A few thoughts on the Campaign to Abolish Nuclear Weapons

The International Campaign to Abolish Nuclear Weapons (ICAN) has been announced as the 2017 winner of the Nobel Peace Prize. As North Korea and Iran work to develop nuclear weapons capabilities, would disarmament among existing nuclear states and non-proliferation bring greater stability to the international system?

In getting under the skin of the question I recommend reading “The Spread of Nuclear Weapons – a Debate Renewed” by Scott Sagan and Kenneth Waltz (2003). Waltz argues that “more weapons may be better”, building his case on a viewpoint of national self-interest in an anarchic international system.

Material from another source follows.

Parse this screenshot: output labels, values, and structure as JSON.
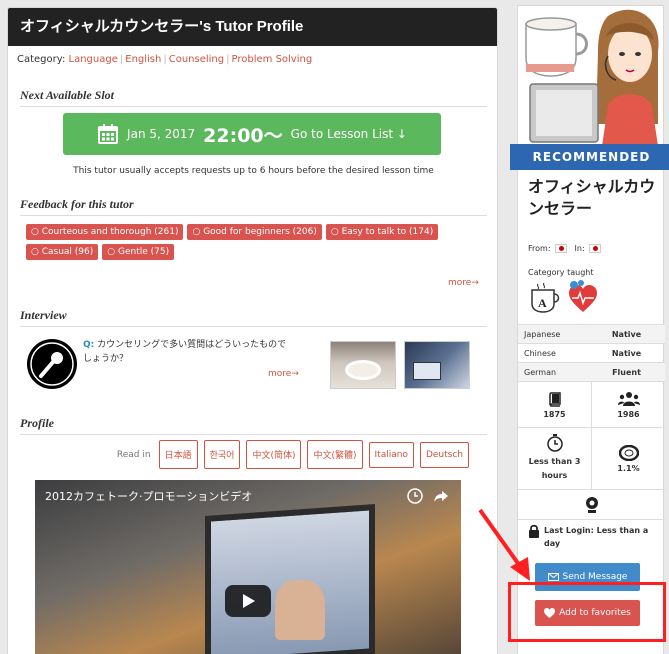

Sagan counters detailing how and why “more will be worse”, not least through accident (broken arrows, in transportation, in enrichment and nuclear waste), proliferation to non-nuclear states, and over-reliance as a deterrent in relation to conventional forces and weapons.

Incidents such as the Cuban Missile Crisis pose significant challenges to Waltz’s position, as does the 1983 NATO exercise, Able Archer, a large-scale nuclear war game that was ‘almost’ mistaken by the USSR as preparation for a real attack. The book “Able Archer 83 – The Secret History of the NATO Exercise That Almost Triggered Nuclear War” is edifying.

In expanding the Waltz / Sagan debate, weapons of mass destruction including chemical and biological agents must also be considered. Sarin gas attacks in the recent Syrian conflict and during the Iran / Iraq war provide tangible examples.

Kant’s 1795 essay “Perpetual Peace: A Philosophical Sketch” through to contemporary Democratic Peace Theory posit “mutual democratic pacifism” and an unwillingness to go to war, unless for defensive purposes, among citizens of democratic states. These provide some of the philosophical underpinnings of Sagan’s Liberal position, namely that trade and cooperation trump armaments and aggression. This has arguable naiveties, considering the realpolitik of strained relations with rogue states (and sanctions). Hans Morgenthau’s principles of political realism are an interesting read in considering the Waltzean position that nuclear proliferation might make the world safer. Morgenthau’s ‘first image’ conceives man as inherently bellicose and power hungry, somewhat evocative of Nietzsche’s Will to Power.

Norman Moss’s book on Klaus Fuchs “The Man Who Stole the Atom Bomb” provides excellent historical context to the problem of nuclear espionage. The case of Abdul Qadeer Khan offers a further cautionary tale of the dangers of ‘nuclear insiders’ selling secrets to Iran, Libya and North Korea. Speculation as to foreign state assistance provided to the North Korean nuclear programme continues to raise concerns.

Finally, the sensibilities of maintaining a nuclear arsenal in Pakistan, one of the world’s most fragile states (see Fund for Peace index for further details) is also questionable, if not unnerving. A major concern with nuclear proliferation in weak states is control of weapons, nuclear materials and technical know-how. Terrorists will seize opportunities to develop chemical, biological, radiological and nuclear (CBRN) capabilities if presented. This makes proliferation in poorly governed spaces especially worrying.

In a recent paper titled “Tracing the links between failed states and international terrorism” I examine a number of these issues more broadly.